On "Wanna Be Startin' Somethin'", the six minute opening track on Thriller, Michael Jackson's synergy with co-producer Quincy Jones arguably reaches its pinnacle.
The crispness of Bruce Swedien's engineering combined with the eerily prodigious rhythm arrangements of the man himself ignite the opening bars with a bass drum, remarkably finessed high-hats, an ominous bass line that sets your feet on fire and a call-and-answer between a funk guitar and a brilliantly subtle, percussive vocal riff by Jackson. Then Jackson slides his chorus in with an animalistic "oooooh".
The chorus is catchy but the verses star here, again because of Jackson's vocal class. He uses his range, his trademarked hiccup technique pioneered several years earlier, and an especial emphasis on certain syllables to infuse the song with a pained flavour despite its disco-funk and eminent danceability. His emotion is raw, open and palpably vulnerable.
Lyrically, the song is also dark, with references to claustrophobia, pain being "thunder", "razor" tongues, "hustling" and his interlocutor being a "vegetable" who is fed off. Jackson originally wrote the song for his sister La Toya to record. It addresses adverse press speculation and gossip.

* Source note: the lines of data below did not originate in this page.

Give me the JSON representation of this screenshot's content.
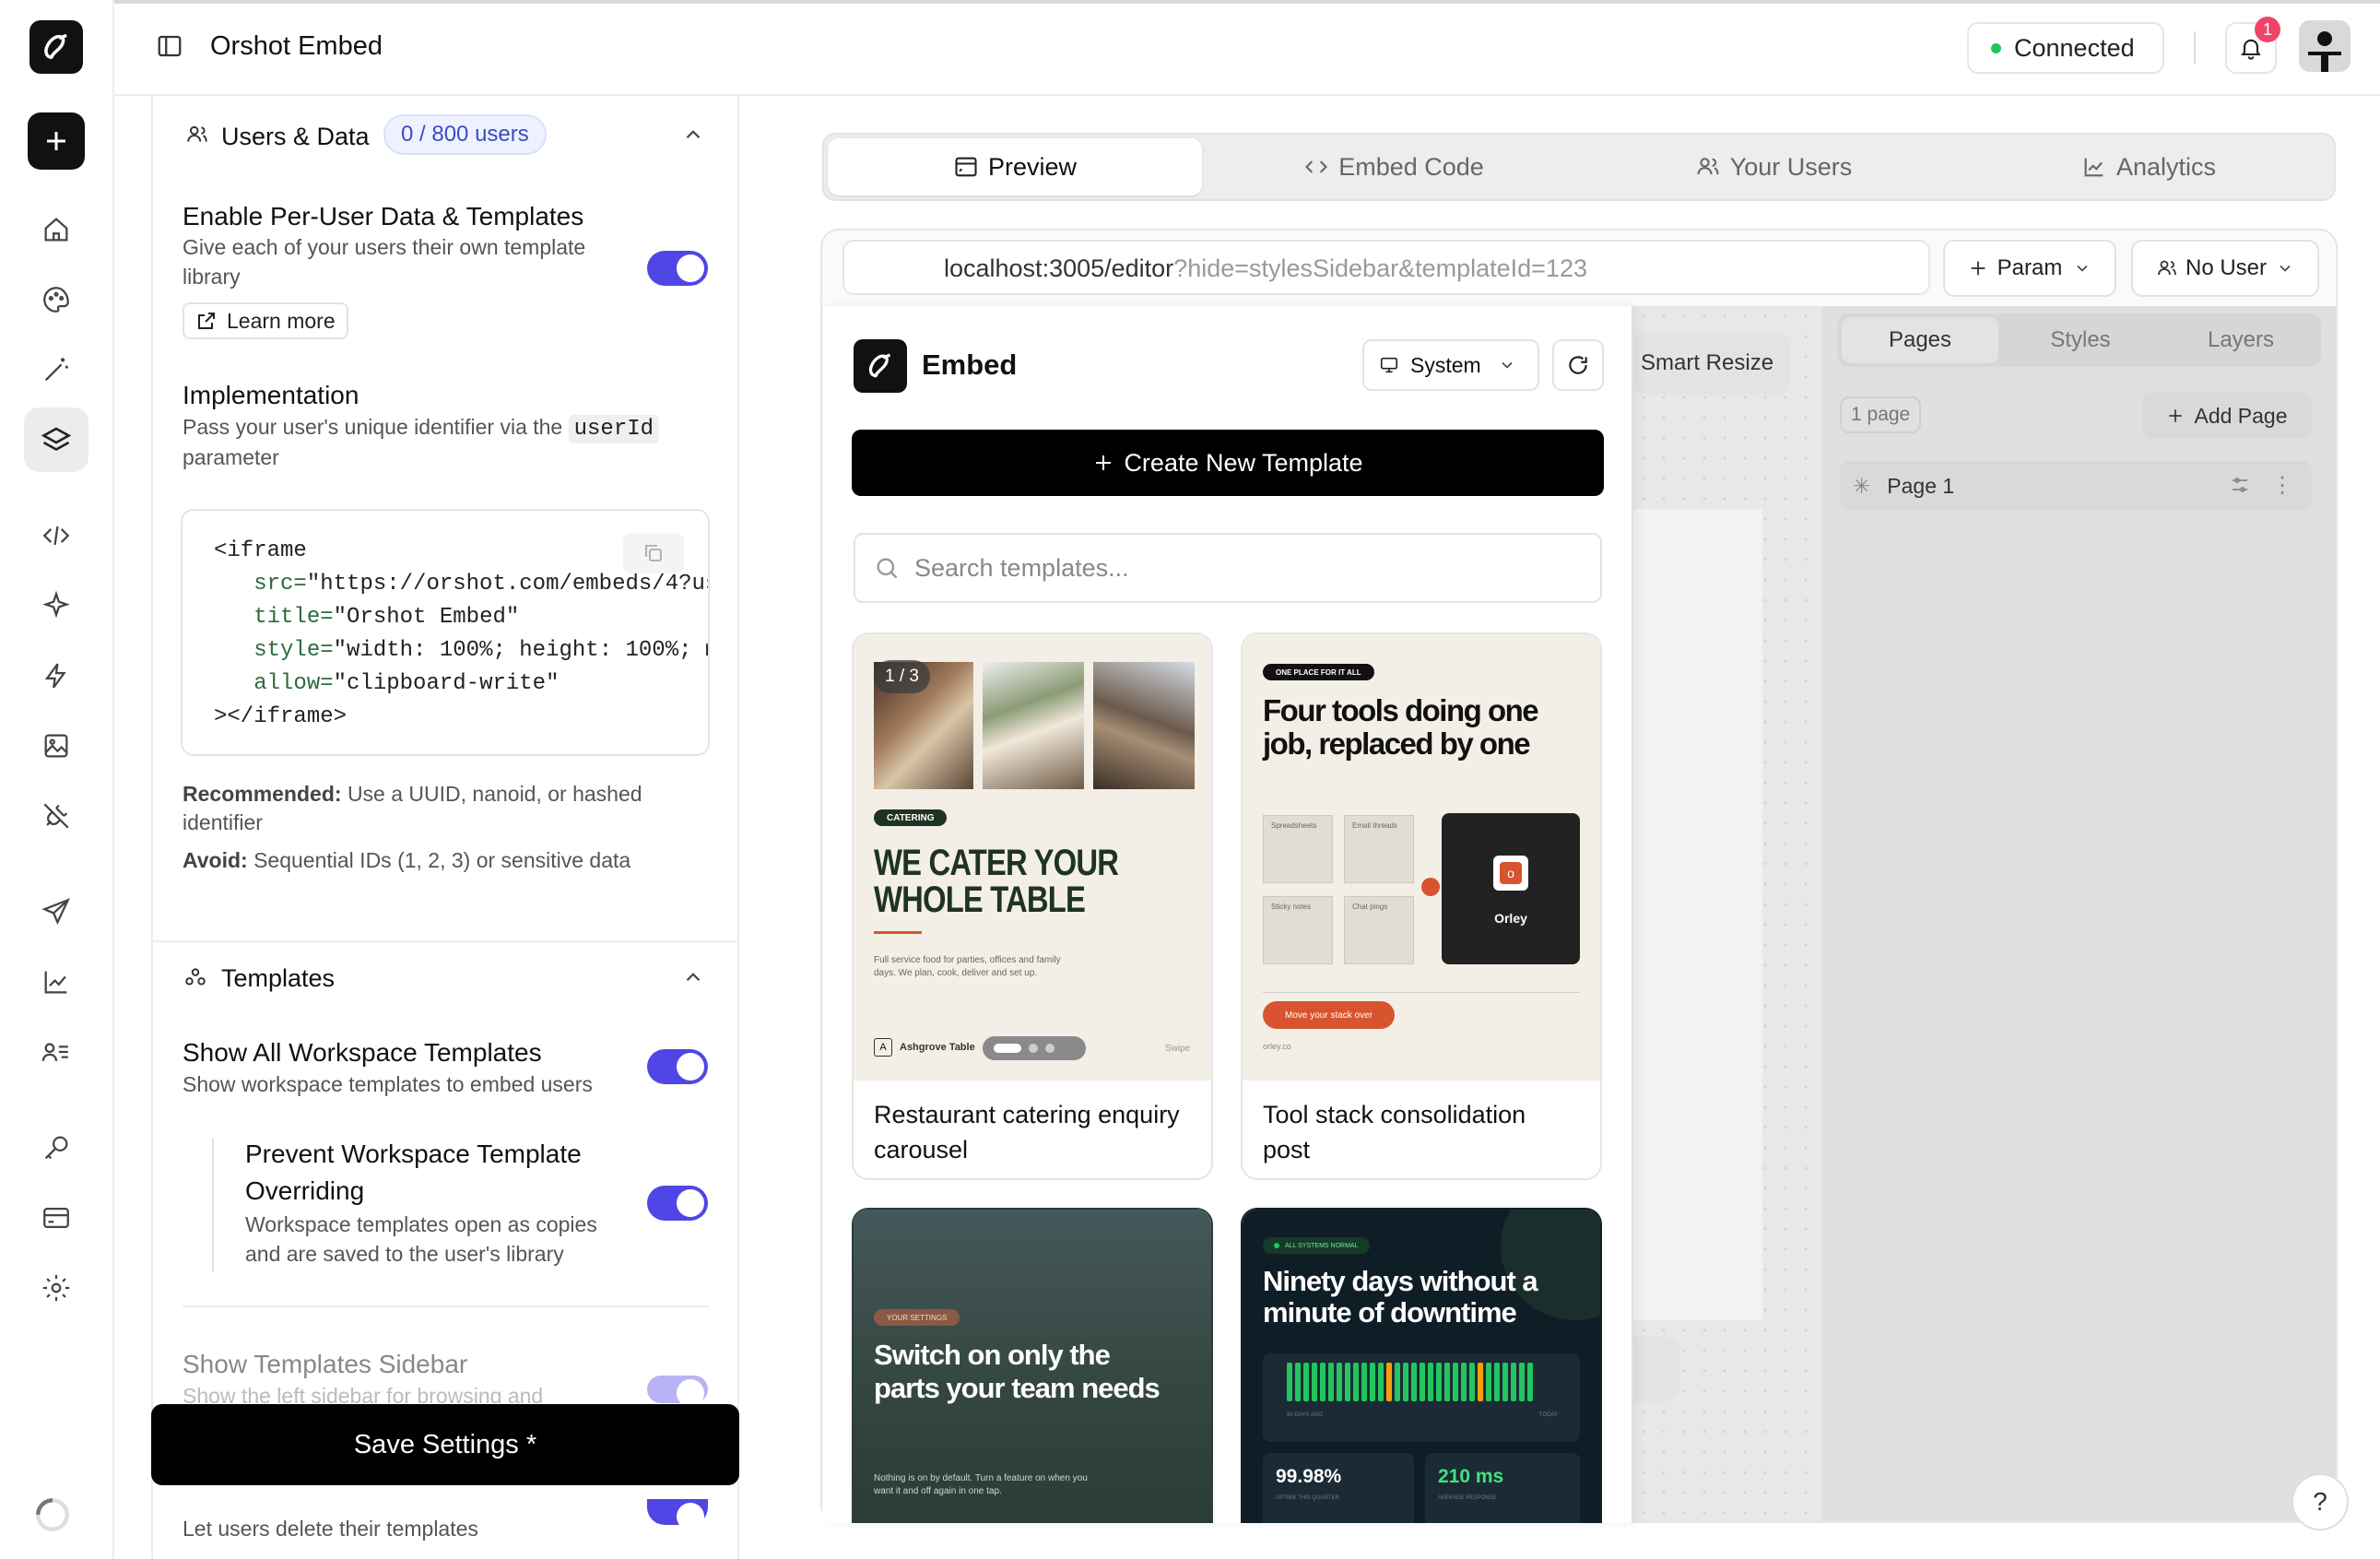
{
  "header": {
    "title": "Orshot Embed",
    "status": "Connected",
    "notif_count": "1"
  },
  "users_data": {
    "section_title": "Users & Data",
    "badge": "0 / 800 users",
    "enable_title": "Enable Per-User Data & Templates",
    "enable_desc1": "Give each of your users their own template",
    "enable_desc2": "library",
    "learn_more": "Learn more",
    "impl_title": "Implementation",
    "impl_desc1": "Pass your user's unique identifier via the",
    "impl_code": "userId",
    "impl_desc2": "parameter",
    "code": {
      "l1": "<iframe",
      "l2a": "src=",
      "l2b": "\"https://orshot.com/embeds/4?us",
      "l3a": "title=",
      "l3b": "\"Orshot Embed\"",
      "l4a": "style=",
      "l4b": "\"width: 100%; height: 100%; m",
      "l5a": "allow=",
      "l5b": "\"clipboard-write\"",
      "l6": "></iframe>"
    },
    "rec_label": "Recommended:",
    "rec_text1": "Use a UUID, nanoid, or hashed",
    "rec_text2": "identifier",
    "avoid_label": "Avoid:",
    "avoid_text": "Sequential IDs (1, 2, 3) or sensitive data"
  },
  "templates_section": {
    "title": "Templates",
    "show_all_title": "Show All Workspace Templates",
    "show_all_desc": "Show workspace templates to embed users",
    "prevent_title1": "Prevent Workspace Template",
    "prevent_title2": "Overriding",
    "prevent_desc1": "Workspace templates open as copies",
    "prevent_desc2": "and are saved to the user's library",
    "sidebar_title": "Show Templates Sidebar",
    "sidebar_desc": "Show the left sidebar for browsing and",
    "delete_desc": "Let users delete their templates"
  },
  "save_button": "Save Settings *",
  "tabs": [
    {
      "label": "Preview"
    },
    {
      "label": "Embed Code"
    },
    {
      "label": "Your Users"
    },
    {
      "label": "Analytics"
    }
  ],
  "preview": {
    "url_base": "localhost:3005/editor",
    "url_query": "?hide=stylesSidebar&templateId=123",
    "param_label": "Param",
    "user_label": "No User",
    "smart_resize": "Smart Resize",
    "right_tabs": [
      "Pages",
      "Styles",
      "Layers"
    ],
    "page_count": "1 page",
    "add_page": "Add Page",
    "page_name": "Page 1"
  },
  "embed": {
    "title": "Embed",
    "theme": "System",
    "create_btn": "Create New Template",
    "search_placeholder": "Search templates...",
    "cards": [
      {
        "title1": "Restaurant catering enquiry",
        "title2": "carousel",
        "counter": "1 / 3",
        "tag": "CATERING",
        "headline1": "WE CATER YOUR",
        "headline2": "WHOLE TABLE",
        "small1": "Full service food for parties, offices and family",
        "small2": "days. We plan, cook, deliver and set up.",
        "brand": "Ashgrove Table",
        "swipe": "Swipe"
      },
      {
        "title1": "Tool stack consolidation",
        "title2": "post",
        "tag": "ONE PLACE FOR IT ALL",
        "headline1": "Four tools doing one",
        "headline2": "job, replaced by one",
        "t1": "Spreadsheets",
        "t2": "Email threads",
        "t3": "Sticky notes",
        "t4": "Chat pings",
        "brand": "Orley",
        "cta": "Move your stack over",
        "site": "orley.co"
      },
      {
        "tag": "YOUR SETTINGS",
        "headline1": "Switch on only the",
        "headline2": "parts your team needs",
        "small1": "Nothing is on by default. Turn a feature on when you",
        "small2": "want it and off again in one tap."
      },
      {
        "tag": "ALL SYSTEMS NORMAL",
        "headline1": "Ninety days without a",
        "headline2": "minute of downtime",
        "l_left": "90 DAYS AGO",
        "l_right": "TODAY",
        "stat1": "99.98%",
        "stat1_label": "UPTIME THIS QUARTER",
        "stat2": "210 ms",
        "stat2_label": "AVERAGE RESPONSE"
      }
    ]
  },
  "colors": {
    "accent": "#4f46e5",
    "orange": "#d8542e",
    "green": "#22c55e",
    "dark": "#111111"
  }
}
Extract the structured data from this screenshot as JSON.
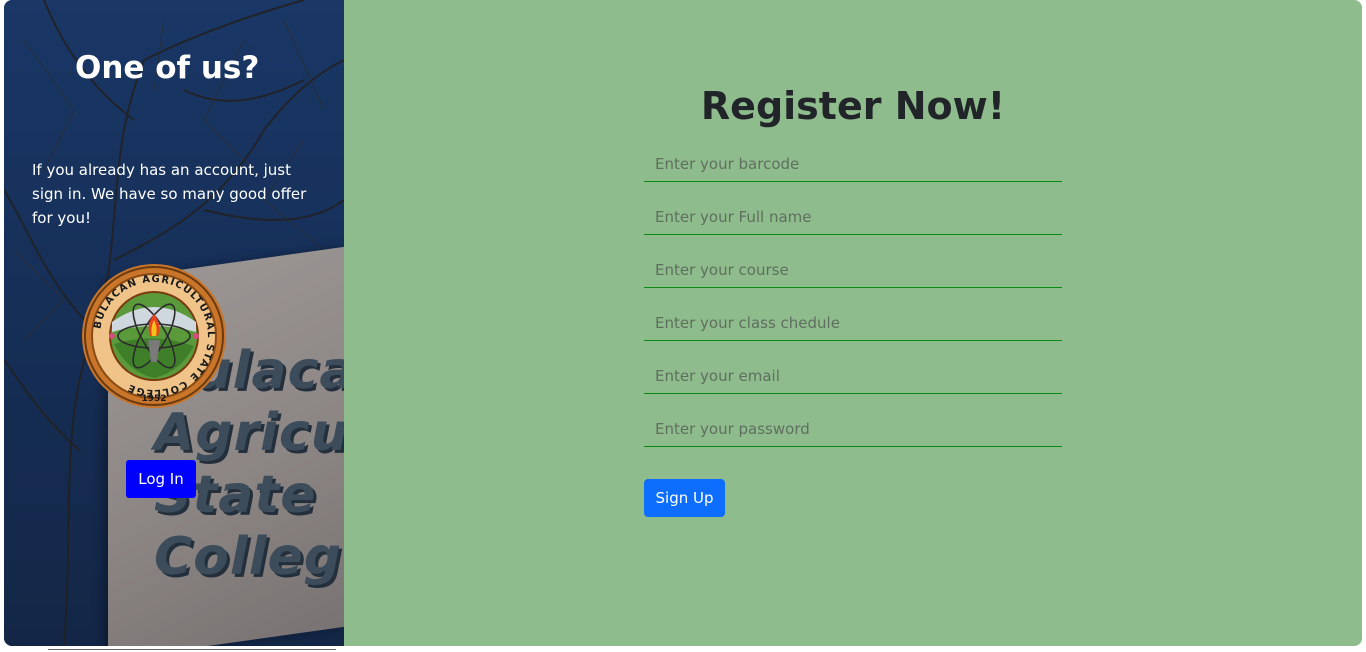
{
  "left_panel": {
    "title": "One of us?",
    "message": "If you already has an account, just sign in. We have so many good offer for you!",
    "login_label": "Log In",
    "building_sign": "Bulacan Agricultural State College",
    "seal_text": "BULACAN AGRICULTURAL STATE COLLEGE",
    "seal_year": "1952"
  },
  "register": {
    "title": "Register Now!",
    "fields": {
      "barcode": "Enter your barcode",
      "fullname": "Enter your Full name",
      "course": "Enter your course",
      "schedule": "Enter your class chedule",
      "email": "Enter your email",
      "password": "Enter your password"
    },
    "signup_label": "Sign Up"
  },
  "colors": {
    "right_bg": "#8fbc8c",
    "field_underline": "#0b8a12",
    "login_button": "#0000ff",
    "signup_button": "#0d6efd"
  }
}
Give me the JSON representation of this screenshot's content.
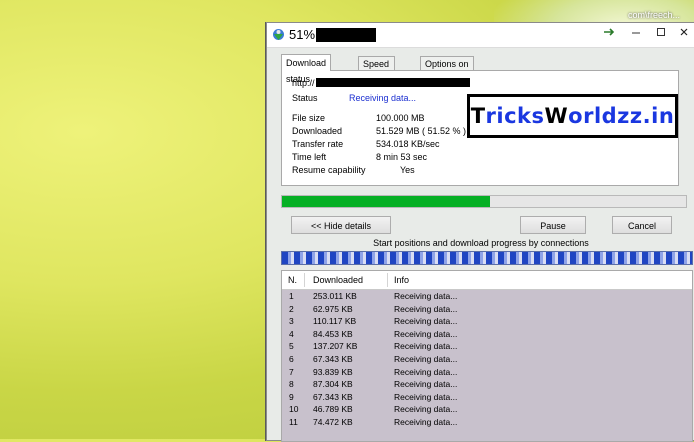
{
  "desktop": {
    "label": "com\\freech..."
  },
  "window": {
    "title": "51%",
    "tabs": [
      {
        "label": "Download status",
        "active": true
      },
      {
        "label": "Speed Limiter",
        "active": false
      },
      {
        "label": "Options on completion",
        "active": false
      }
    ],
    "url_prefix": "http://",
    "status_label": "Status",
    "status_value": "Receiving data...",
    "fields": [
      {
        "label": "File size",
        "value": "100.000  MB"
      },
      {
        "label": "Downloaded",
        "value": "51.529  MB  ( 51.52 % )"
      },
      {
        "label": "Transfer rate",
        "value": "534.018  KB/sec"
      },
      {
        "label": "Time left",
        "value": "8 min 53 sec"
      },
      {
        "label": "Resume capability",
        "value": "Yes"
      }
    ],
    "progress_fraction": 0.515,
    "buttons": {
      "hide_details": "<< Hide details",
      "pause": "Pause",
      "cancel": "Cancel"
    },
    "connections_caption": "Start positions and download progress by connections",
    "table": {
      "headers": [
        "N.",
        "Downloaded",
        "Info"
      ],
      "rows": [
        [
          "1",
          "253.011  KB",
          "Receiving data..."
        ],
        [
          "2",
          "62.975  KB",
          "Receiving data..."
        ],
        [
          "3",
          "110.117  KB",
          "Receiving data..."
        ],
        [
          "4",
          "84.453  KB",
          "Receiving data..."
        ],
        [
          "5",
          "137.207  KB",
          "Receiving data..."
        ],
        [
          "6",
          "67.343  KB",
          "Receiving data..."
        ],
        [
          "7",
          "93.839  KB",
          "Receiving data..."
        ],
        [
          "8",
          "87.304  KB",
          "Receiving data..."
        ],
        [
          "9",
          "67.343  KB",
          "Receiving data..."
        ],
        [
          "10",
          "46.789  KB",
          "Receiving data..."
        ],
        [
          "11",
          "74.472  KB",
          "Receiving data..."
        ]
      ]
    }
  },
  "watermark": {
    "parts": [
      {
        "text": "T",
        "color": "#000000"
      },
      {
        "text": "ricks",
        "color": "#1a37e0"
      },
      {
        "text": "W",
        "color": "#000000"
      },
      {
        "text": "orldzz",
        "color": "#1a37e0"
      },
      {
        "text": ".in",
        "color": "#1a37e0"
      }
    ]
  },
  "colors": {
    "progress": "#06b025",
    "status_text": "#1b2fd0"
  }
}
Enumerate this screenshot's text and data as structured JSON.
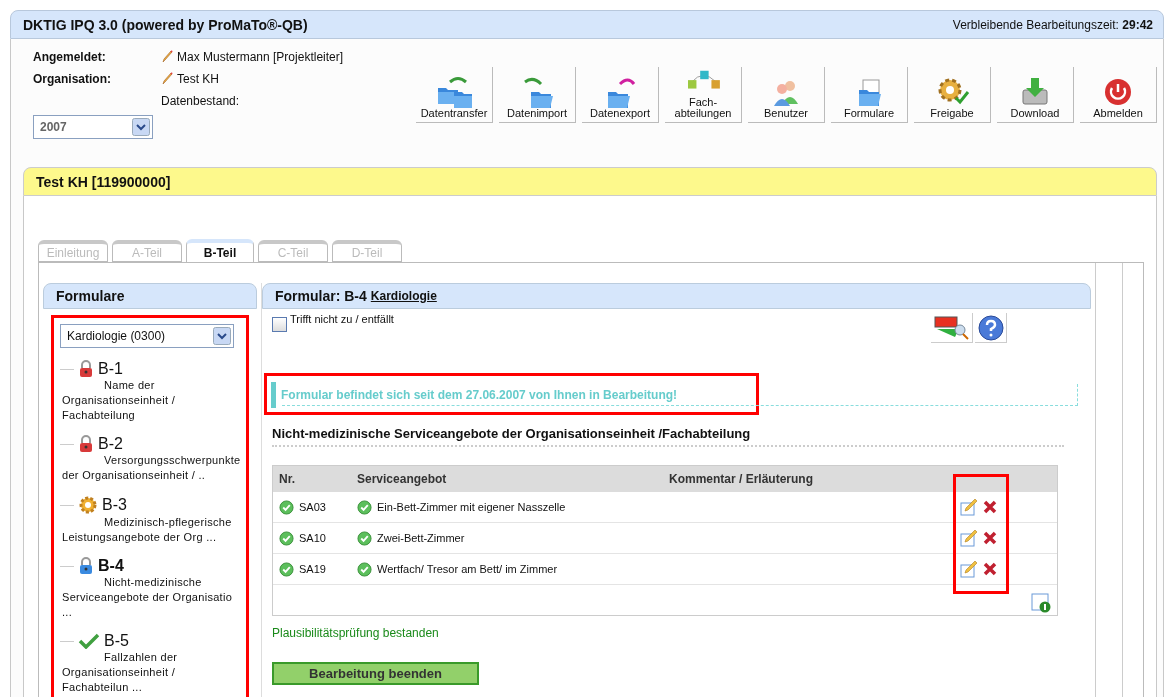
{
  "window": {
    "title": "DKTIG IPQ 3.0 (powered by ProMaTo®-QB)",
    "timer_label": "Verbleibende Bearbeitungszeit:",
    "timer_value": "29:42"
  },
  "user": {
    "fields": [
      {
        "label": "Angemeldet:",
        "value": "Max Mustermann [Projektleiter]"
      },
      {
        "label": "Organisation:",
        "value": "Test KH"
      }
    ],
    "dataset_label": "Datenbestand:",
    "dataset_value": "2007"
  },
  "toolbar": [
    {
      "label": "Datentransfer",
      "kind": "transfer"
    },
    {
      "label": "Datenimport",
      "kind": "import"
    },
    {
      "label": "Datenexport",
      "kind": "export"
    },
    {
      "label": "Fach-\nabteilungen",
      "kind": "departments"
    },
    {
      "label": "Benutzer",
      "kind": "users"
    },
    {
      "label": "Formulare",
      "kind": "forms"
    },
    {
      "label": "Freigabe",
      "kind": "release"
    },
    {
      "label": "Download",
      "kind": "download"
    },
    {
      "label": "Abmelden",
      "kind": "logout"
    }
  ],
  "org_bar": {
    "title": "Test KH [119900000]"
  },
  "tabs": [
    {
      "label": "Einleitung",
      "selected": false
    },
    {
      "label": "A-Teil",
      "selected": false
    },
    {
      "label": "B-Teil",
      "selected": true
    },
    {
      "label": "C-Teil",
      "selected": false
    },
    {
      "label": "D-Teil",
      "selected": false
    }
  ],
  "forms_panel": {
    "title": "Formulare",
    "department": "Kardiologie (0300)",
    "items": [
      {
        "code": "B-1",
        "description": "Name der Organisationseinheit / Fachabteilung",
        "kind": "locked",
        "selected": false
      },
      {
        "code": "B-2",
        "description": "Versorgungsschwerpunkte der Organisationseinheit / ..",
        "kind": "locked",
        "selected": false
      },
      {
        "code": "B-3",
        "description": "Medizinisch-pflegerische Leistungsangebote der Org ...",
        "kind": "in_progress",
        "selected": false
      },
      {
        "code": "B-4",
        "description": "Nicht-medizinische Serviceangebote der Organisatio ...",
        "kind": "current",
        "selected": true
      },
      {
        "code": "B-5",
        "description": "Fallzahlen der Organisationseinheit / Fachabteilun ...",
        "kind": "done",
        "selected": false
      }
    ]
  },
  "form": {
    "title": "Formular: B-4",
    "department_link": "Kardiologie",
    "not_applicable": {
      "label": "Trifft nicht zu / entfällt",
      "checked": false
    },
    "notice": "Formular befindet sich seit dem 27.06.2007 von Ihnen in Bearbeitung!",
    "section_title": "Nicht-medizinische Serviceangebote der Organisationseinheit /Fachabteilung",
    "table": {
      "columns": [
        "Nr.",
        "Serviceangebot",
        "Kommentar / Erläuterung"
      ],
      "rows": [
        {
          "nr": "SA03",
          "service": "Ein-Bett-Zimmer mit eigener Nasszelle"
        },
        {
          "nr": "SA10",
          "service": "Zwei-Bett-Zimmer"
        },
        {
          "nr": "SA19",
          "service": "Wertfach/ Tresor am Bett/ im Zimmer"
        }
      ]
    },
    "validation": "Plausibilitätsprüfung bestanden",
    "finish_button": "Bearbeitung beenden"
  }
}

One of the best lyrics is the opener to his first verse: “I took my baby to the doctor/with a fever but nothing he found/by the time this hit the street/they said she had a breakdown.” He even references the gold digging prototype - “Billie Jean” - of the eponymous single's fame.
After an interlude where zombie voices overdub each other, a rhythmic funk guitar solo enters and Jackson’s cries become increasingly urgent. The bass drum and handclaps impart a sense of desperation. Finally, Jackson's voice emerges triumphantly from his own anger in joyous tandem with Jerry Hey’s horns and the backing singers' famous "Ma ma se, ma ma sa, ma ma coo sa" Duala/Swahili chant, lifted from Manu Dibango's pioneering disco track “Soul Makossa“. “No one can hurt me now/because I know what's true/and I believe in me/so you believe in you” cries Jackson, then: “Help me sing it!”
Noteworthy is the multi-faceted percussion of Paulinho da Costa. Without his and Jackson's sense of timing, this ambitious piece of music could easily have come undone.
"Wanna Be Startin' Somethin’" is a sharp, arresting opener, brashly announcing that something special is afoot. The rest is history.
Writer: Michael Jackson
Producers: Quincy Jones and Michael Jackson